TASK INPUTS section start

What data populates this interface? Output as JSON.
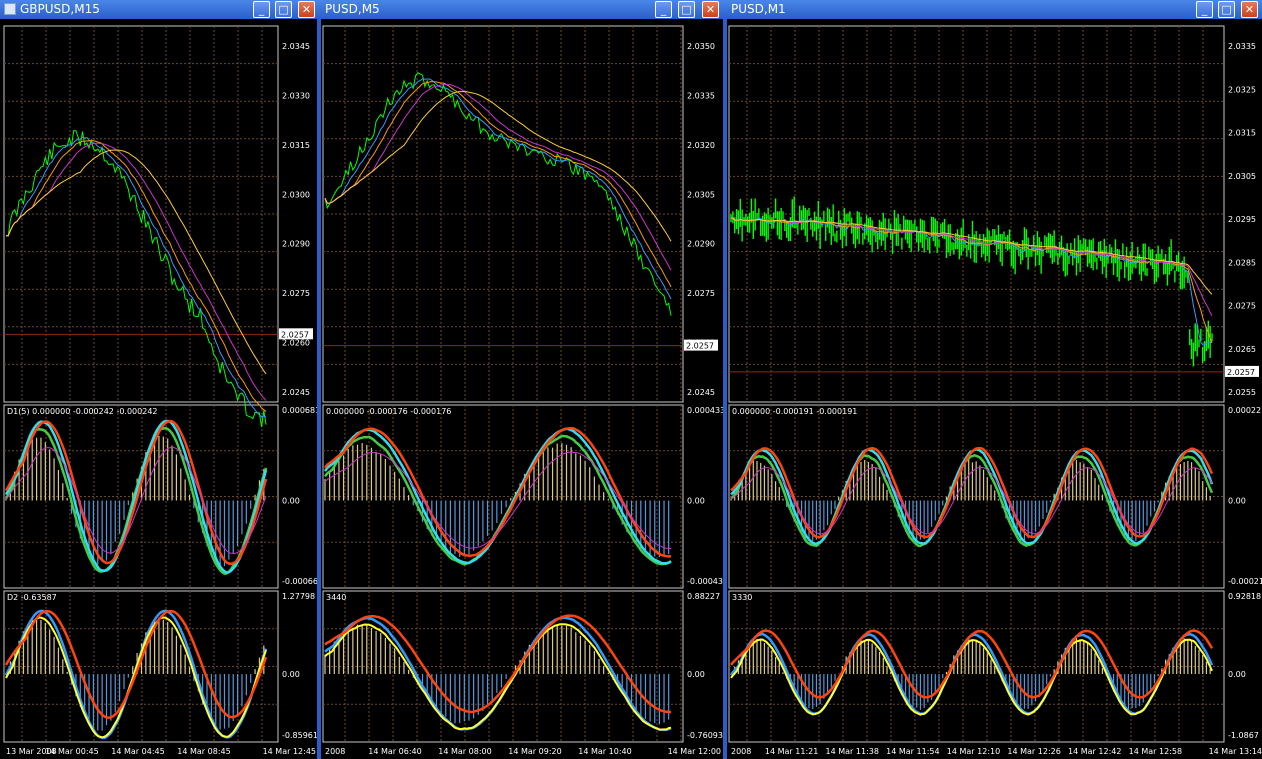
{
  "windows": [
    {
      "title": "GBPUSD,M15",
      "price_labels": [
        "2.0345",
        "2.0330",
        "2.0315",
        "2.0300",
        "2.0290",
        "2.0275",
        "2.0260",
        "2.0245"
      ],
      "current_price": "2.0257",
      "ind1_header": "D1(5) 0.000000 -0.000242 -0.000242",
      "ind1_labels": [
        "0.000681",
        "0.00",
        "-0.00066"
      ],
      "ind2_header": "D2 -0.63587",
      "ind2_labels": [
        "1.27798",
        "0.00",
        "-0.85961"
      ],
      "time_labels": [
        "13 Mar 2008",
        "14 Mar 00:45",
        "14 Mar 04:45",
        "14 Mar 08:45",
        "14 Mar 12:45"
      ]
    },
    {
      "title": "PUSD,M5",
      "price_labels": [
        "2.0350",
        "2.0335",
        "2.0320",
        "2.0305",
        "2.0290",
        "2.0275",
        "2.0260",
        "2.0245"
      ],
      "current_price": "2.0257",
      "ind1_header": "0.000000 -0.000176 -0.000176",
      "ind1_labels": [
        "0.000433",
        "0.00",
        "-0.00043"
      ],
      "ind2_header": "3440",
      "ind2_labels": [
        "0.88227",
        "0.00",
        "-0.76093"
      ],
      "time_labels": [
        "2008",
        "14 Mar 06:40",
        "14 Mar 08:00",
        "14 Mar 09:20",
        "14 Mar 10:40",
        "14 Mar 12:00"
      ]
    },
    {
      "title": "PUSD,M1",
      "price_labels": [
        "2.0335",
        "2.0325",
        "2.0315",
        "2.0305",
        "2.0295",
        "2.0285",
        "2.0275",
        "2.0265",
        "2.0255"
      ],
      "current_price": "2.0257",
      "ind1_header": "0.000000 -0.000191 -0.000191",
      "ind1_labels": [
        "0.00022",
        "0.00",
        "-0.00021"
      ],
      "ind2_header": "3330",
      "ind2_labels": [
        "0.92818",
        "0.00",
        "-1.0867"
      ],
      "time_labels": [
        "2008",
        "14 Mar 11:21",
        "14 Mar 11:38",
        "14 Mar 11:54",
        "14 Mar 12:10",
        "14 Mar 12:26",
        "14 Mar 12:42",
        "14 Mar 12:58",
        "14 Mar 13:14"
      ]
    }
  ],
  "titlebar_buttons": {
    "minimize": "_",
    "maximize": "□",
    "close": "✕"
  },
  "colors": {
    "titlebar": "#2a5fc9",
    "grid": "#6b4a2a",
    "price_line": "#00ff00",
    "ma_blue": "#3399ff",
    "ma_orange": "#ff9900",
    "ma_magenta": "#cc33cc",
    "ma_yellow": "#ffcc33",
    "ind_red": "#ff4411",
    "ind_cyan": "#33ddee",
    "ind_green": "#44cc44",
    "hist_up": "#ddcc88",
    "hist_down": "#5599dd",
    "ind_yellow": "#ffff33",
    "ind_navy": "#1122cc"
  }
}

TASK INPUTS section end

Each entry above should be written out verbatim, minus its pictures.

=== SOLUTION FOR THIS EXERCISE ===
What data populates this interface? Output as JSON.
{
  "windows": [
    {
      "title": "GBPUSD,M15",
      "price_labels": [
        "2.0345",
        "2.0330",
        "2.0315",
        "2.0300",
        "2.0290",
        "2.0275",
        "2.0260",
        "2.0245"
      ],
      "current_price": "2.0257",
      "ind1_header": "D1(5) 0.000000 -0.000242 -0.000242",
      "ind1_labels": [
        "0.000681",
        "0.00",
        "-0.00066"
      ],
      "ind2_header": "D2 -0.63587",
      "ind2_labels": [
        "1.27798",
        "0.00",
        "-0.85961"
      ],
      "time_labels": [
        "13 Mar 2008",
        "14 Mar 00:45",
        "14 Mar 04:45",
        "14 Mar 08:45",
        "14 Mar 12:45"
      ]
    },
    {
      "title": "PUSD,M5",
      "price_labels": [
        "2.0350",
        "2.0335",
        "2.0320",
        "2.0305",
        "2.0290",
        "2.0275",
        "2.0260",
        "2.0245"
      ],
      "current_price": "2.0257",
      "ind1_header": "0.000000 -0.000176 -0.000176",
      "ind1_labels": [
        "0.000433",
        "0.00",
        "-0.00043"
      ],
      "ind2_header": "3440",
      "ind2_labels": [
        "0.88227",
        "0.00",
        "-0.76093"
      ],
      "time_labels": [
        "2008",
        "14 Mar 06:40",
        "14 Mar 08:00",
        "14 Mar 09:20",
        "14 Mar 10:40",
        "14 Mar 12:00"
      ]
    },
    {
      "title": "PUSD,M1",
      "price_labels": [
        "2.0335",
        "2.0325",
        "2.0315",
        "2.0305",
        "2.0295",
        "2.0285",
        "2.0275",
        "2.0265",
        "2.0255"
      ],
      "current_price": "2.0257",
      "ind1_header": "0.000000 -0.000191 -0.000191",
      "ind1_labels": [
        "0.00022",
        "0.00",
        "-0.00021"
      ],
      "ind2_header": "3330",
      "ind2_labels": [
        "0.92818",
        "0.00",
        "-1.0867"
      ],
      "time_labels": [
        "2008",
        "14 Mar 11:21",
        "14 Mar 11:38",
        "14 Mar 11:54",
        "14 Mar 12:10",
        "14 Mar 12:26",
        "14 Mar 12:42",
        "14 Mar 12:58",
        "14 Mar 13:14"
      ]
    }
  ],
  "titlebar_buttons": {
    "minimize": "_",
    "maximize": "□",
    "close": "✕"
  },
  "colors": {
    "titlebar": "#2a5fc9",
    "grid": "#6b4a2a",
    "price_line": "#00ff00",
    "ma_blue": "#3399ff",
    "ma_orange": "#ff9900",
    "ma_magenta": "#cc33cc",
    "ma_yellow": "#ffcc33",
    "ind_red": "#ff4411",
    "ind_cyan": "#33ddee",
    "ind_green": "#44cc44",
    "hist_up": "#ddcc88",
    "hist_down": "#5599dd",
    "ind_yellow": "#ffff33",
    "ind_navy": "#1122cc"
  }
}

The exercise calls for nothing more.